Eight-bar blues[5]
I V7 IV7 IV7
I V7 IV7 I V7

About this sound Play eight bar blues in C 

"Worried Life Blues" (probably the most common eight bar blues progression):

I I IV IV
I V I IV I V

About this sound Play eight bar blues progression in C 

"Heartbreak Hotel" (variation with the I on the first half):

I I I I
IV IV V I

J. B. Lenoir's "Slow Down"[6] and "Key to the Highway" (variation with the V at bar 2):

I7 V7 IV7 IV7
I7 V7 I7 V7

[1][7]

"Get a Haircut" by George Thorogood (simple progression):

I I I I
IV IV V V

Jimmy Rogers' "Walkin' By Myself"[6] (somewhat unorthodox example of the form):

I7 I7 I7 I7
IV7 V7 I7 V7

Howlin Wolf's version of "Sitting on Top of the World" uses movement between major and dominant 7th and major and minor fourth:

I I7 IV iv
I7 V I7 IV I7  V

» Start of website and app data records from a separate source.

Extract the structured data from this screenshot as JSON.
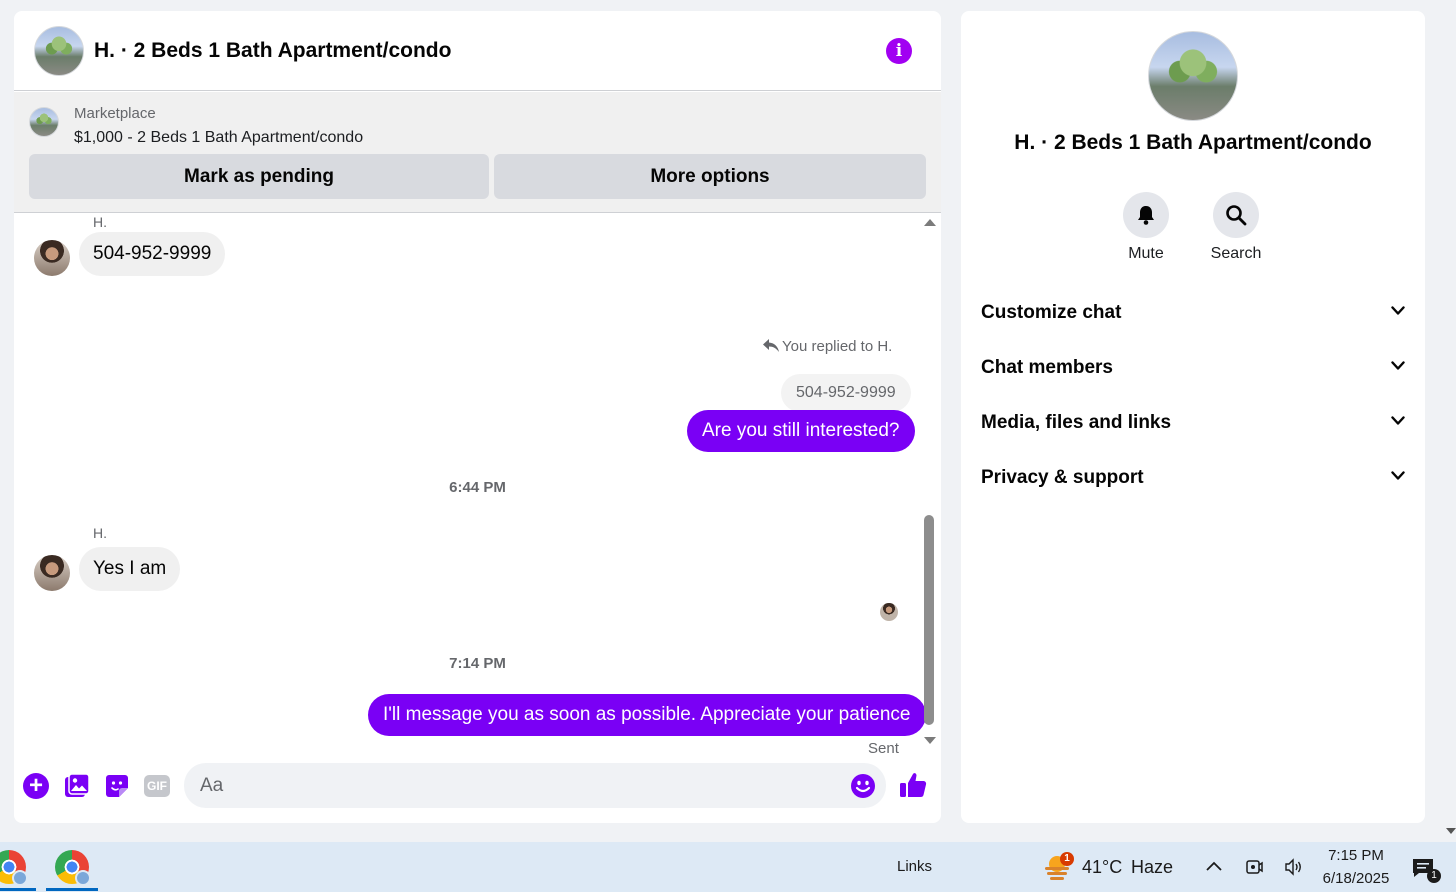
{
  "colors": {
    "accent": "#7a00f5",
    "info_icon": "#a100f2",
    "bubble_in": "#f0f0f0",
    "taskbar": "#dde9f5"
  },
  "chat": {
    "header": {
      "title": "H. · 2 Beds 1 Bath Apartment/condo",
      "avatar_icon": "listing-photo",
      "info_icon": "info-icon"
    },
    "marketplace": {
      "label": "Marketplace",
      "listing": "$1,000 - 2 Beds 1 Bath Apartment/condo",
      "mark_pending_label": "Mark as pending",
      "more_options_label": "More options"
    },
    "messages": {
      "sender_1": "H.",
      "msg_1": "504-952-9999",
      "reply_note": "You replied to H.",
      "reply_quote": "504-952-9999",
      "msg_2": "Are you still interested?",
      "time_1": "6:44 PM",
      "sender_2": "H.",
      "msg_3": "Yes I am",
      "time_2": "7:14 PM",
      "msg_4": "I'll message you as soon as possible. Appreciate your patience",
      "status": "Sent"
    },
    "composer": {
      "placeholder": "Aa",
      "gif_label": "GIF",
      "plus_label": "+"
    }
  },
  "info": {
    "title": "H. · 2 Beds 1 Bath Apartment/condo",
    "actions": {
      "mute": "Mute",
      "search": "Search"
    },
    "sections": [
      "Customize chat",
      "Chat members",
      "Media, files and links",
      "Privacy & support"
    ]
  },
  "taskbar": {
    "links": "Links",
    "weather_badge": "1",
    "temperature": "41°C",
    "condition": "Haze",
    "time": "7:15 PM",
    "date": "6/18/2025",
    "notification_count": "1"
  }
}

The first four bar progression used by Wolf is also used in Nina Simone's 1965 version of Trouble in Mind, but with a more uptempo beat than Sitting on Top of the World:

I I7 IV iv
I VI7 ii V I IV I  V

The progression may be created by dropping the first four bars from the twelve-bar blues, as in the solo section of Bonnie Raitt's "Love Me Like a Man" and Buddy Guy's "Mary Had a Little Lamb":[8]

IV7 IV7 I7 I7
V7 IV7 I7 V7

(The same chord progression can also be called a sixteen-bar blues, if each symbol above is taken to be a half note in 2/2 or 4/4 time—blues has not traditionally been associated with notation, so its form becomes a bit slippery when written down.) For example "Nine Pound Hammer".[3] Ray Charles's original instrumental "Sweet Sixteen Bars" is another example.

See also[edit]

Sources[edit]

  1. ^ a b c Riker, Wayne (1994). Complete Blues Guitar Method: Mastering Blues Guitar, p.91. ISBN 978-0-7390-0408-1.
  2. ^ Barrett, David (2000). Blues Harmonica Jam Tracks & Soloing Concepts #1, p.8. ISBN 978-0-7866-5653-0.
  3. ^ a b James, Steve (2001). Inside Blues Guitar, p.18. ISBN 978-1-890490-36-2.
  4. ^ George Heaps-Nelson, Barbara Koehler (1989). You Can Teach Yourself Harmonica, p.87. ISBN 978-0-87166-264-4.
  5. ^ Alfred Publishing (2002). Beginning Delta Blues Guitar, p.41. ISBN 978-0-7390-3006-6.
  6. ^ a b David Barrett, John Garcia (2008). Improvising Blues Harmonica, p.50. ISBN 978-0-7866-7321-6.
  7. ^ Barrett, David (2006). Blues Harmonica Play-along Trax, p.16. ISBN 978-0-7866-7393-3.
  8. ^ Riker (1994), p.92.